• DATASET RECORDS
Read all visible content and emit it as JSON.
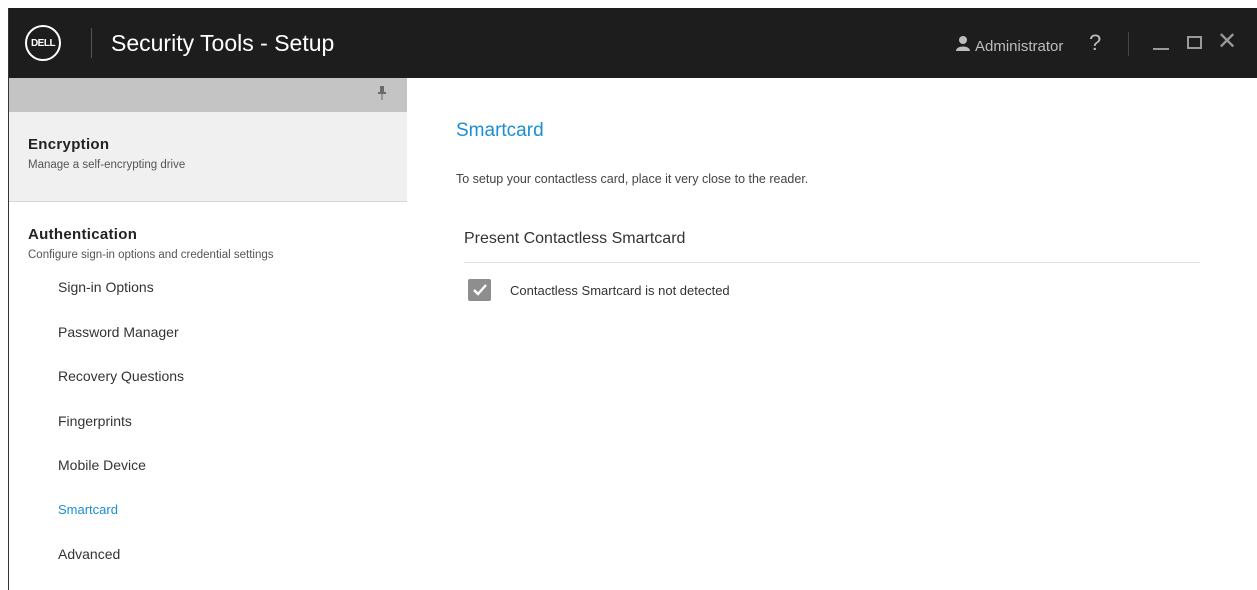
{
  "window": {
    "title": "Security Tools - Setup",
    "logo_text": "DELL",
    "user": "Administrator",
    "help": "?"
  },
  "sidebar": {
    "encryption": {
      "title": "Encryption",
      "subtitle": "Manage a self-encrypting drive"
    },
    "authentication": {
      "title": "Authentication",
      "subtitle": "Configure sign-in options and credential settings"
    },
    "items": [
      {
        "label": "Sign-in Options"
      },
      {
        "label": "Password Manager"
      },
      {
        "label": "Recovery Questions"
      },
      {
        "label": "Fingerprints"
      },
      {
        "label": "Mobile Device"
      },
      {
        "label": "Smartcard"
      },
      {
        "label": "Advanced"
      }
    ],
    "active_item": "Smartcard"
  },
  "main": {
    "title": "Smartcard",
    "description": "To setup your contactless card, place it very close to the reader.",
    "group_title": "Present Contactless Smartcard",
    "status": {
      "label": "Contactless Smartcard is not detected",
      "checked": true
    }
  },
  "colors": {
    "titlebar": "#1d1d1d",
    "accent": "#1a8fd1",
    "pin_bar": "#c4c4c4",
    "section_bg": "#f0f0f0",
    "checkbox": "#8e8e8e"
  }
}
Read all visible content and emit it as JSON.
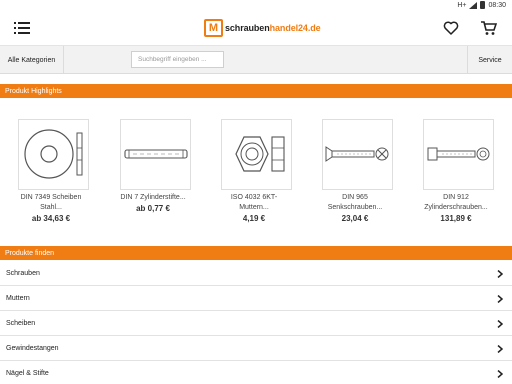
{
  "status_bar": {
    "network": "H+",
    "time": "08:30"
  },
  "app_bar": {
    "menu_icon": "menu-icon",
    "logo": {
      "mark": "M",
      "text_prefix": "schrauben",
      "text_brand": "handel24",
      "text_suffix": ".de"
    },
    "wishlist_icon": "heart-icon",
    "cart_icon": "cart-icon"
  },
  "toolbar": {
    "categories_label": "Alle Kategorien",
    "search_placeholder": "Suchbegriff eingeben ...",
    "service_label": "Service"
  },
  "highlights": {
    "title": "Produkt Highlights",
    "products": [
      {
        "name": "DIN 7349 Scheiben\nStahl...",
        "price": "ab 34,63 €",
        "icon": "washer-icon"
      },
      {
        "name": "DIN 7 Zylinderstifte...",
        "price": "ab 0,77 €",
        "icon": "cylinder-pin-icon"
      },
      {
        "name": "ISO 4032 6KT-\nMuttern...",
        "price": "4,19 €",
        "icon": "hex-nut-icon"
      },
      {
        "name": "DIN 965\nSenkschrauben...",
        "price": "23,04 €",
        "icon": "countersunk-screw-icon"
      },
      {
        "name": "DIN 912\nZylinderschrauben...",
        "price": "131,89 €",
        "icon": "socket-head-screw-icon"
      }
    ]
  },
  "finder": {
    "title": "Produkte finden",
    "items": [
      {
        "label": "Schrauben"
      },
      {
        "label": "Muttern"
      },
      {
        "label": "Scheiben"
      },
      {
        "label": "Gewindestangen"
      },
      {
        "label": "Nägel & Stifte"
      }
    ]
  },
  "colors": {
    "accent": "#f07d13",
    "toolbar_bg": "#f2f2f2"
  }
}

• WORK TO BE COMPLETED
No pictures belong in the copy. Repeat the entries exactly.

• REPLY
Read all visible content and emit it as JSON.
{
  "window": {
    "title": "Security Tools - Setup",
    "logo_text": "DELL",
    "user": "Administrator",
    "help": "?"
  },
  "sidebar": {
    "encryption": {
      "title": "Encryption",
      "subtitle": "Manage a self-encrypting drive"
    },
    "authentication": {
      "title": "Authentication",
      "subtitle": "Configure sign-in options and credential settings"
    },
    "items": [
      {
        "label": "Sign-in Options"
      },
      {
        "label": "Password Manager"
      },
      {
        "label": "Recovery Questions"
      },
      {
        "label": "Fingerprints"
      },
      {
        "label": "Mobile Device"
      },
      {
        "label": "Smartcard"
      },
      {
        "label": "Advanced"
      }
    ],
    "active_item": "Smartcard"
  },
  "main": {
    "title": "Smartcard",
    "description": "To setup your contactless card, place it very close to the reader.",
    "group_title": "Present Contactless Smartcard",
    "status": {
      "label": "Contactless Smartcard is not detected",
      "checked": true
    }
  },
  "colors": {
    "titlebar": "#1d1d1d",
    "accent": "#1a8fd1",
    "pin_bar": "#c4c4c4",
    "section_bg": "#f0f0f0",
    "checkbox": "#8e8e8e"
  }
}
Read all visible content and emit it as JSON.
{
  "status_bar": {
    "network": "H+",
    "time": "08:30"
  },
  "app_bar": {
    "menu_icon": "menu-icon",
    "logo": {
      "mark": "M",
      "text_prefix": "schrauben",
      "text_brand": "handel24",
      "text_suffix": ".de"
    },
    "wishlist_icon": "heart-icon",
    "cart_icon": "cart-icon"
  },
  "toolbar": {
    "categories_label": "Alle Kategorien",
    "search_placeholder": "Suchbegriff eingeben ...",
    "service_label": "Service"
  },
  "highlights": {
    "title": "Produkt Highlights",
    "products": [
      {
        "name": "DIN 7349 Scheiben\nStahl...",
        "price": "ab 34,63 €",
        "icon": "washer-icon"
      },
      {
        "name": "DIN 7 Zylinderstifte...",
        "price": "ab 0,77 €",
        "icon": "cylinder-pin-icon"
      },
      {
        "name": "ISO 4032 6KT-\nMuttern...",
        "price": "4,19 €",
        "icon": "hex-nut-icon"
      },
      {
        "name": "DIN 965\nSenkschrauben...",
        "price": "23,04 €",
        "icon": "countersunk-screw-icon"
      },
      {
        "name": "DIN 912\nZylinderschrauben...",
        "price": "131,89 €",
        "icon": "socket-head-screw-icon"
      }
    ]
  },
  "finder": {
    "title": "Produkte finden",
    "items": [
      {
        "label": "Schrauben"
      },
      {
        "label": "Muttern"
      },
      {
        "label": "Scheiben"
      },
      {
        "label": "Gewindestangen"
      },
      {
        "label": "Nägel & Stifte"
      }
    ]
  },
  "colors": {
    "accent": "#f07d13",
    "toolbar_bg": "#f2f2f2"
  }
}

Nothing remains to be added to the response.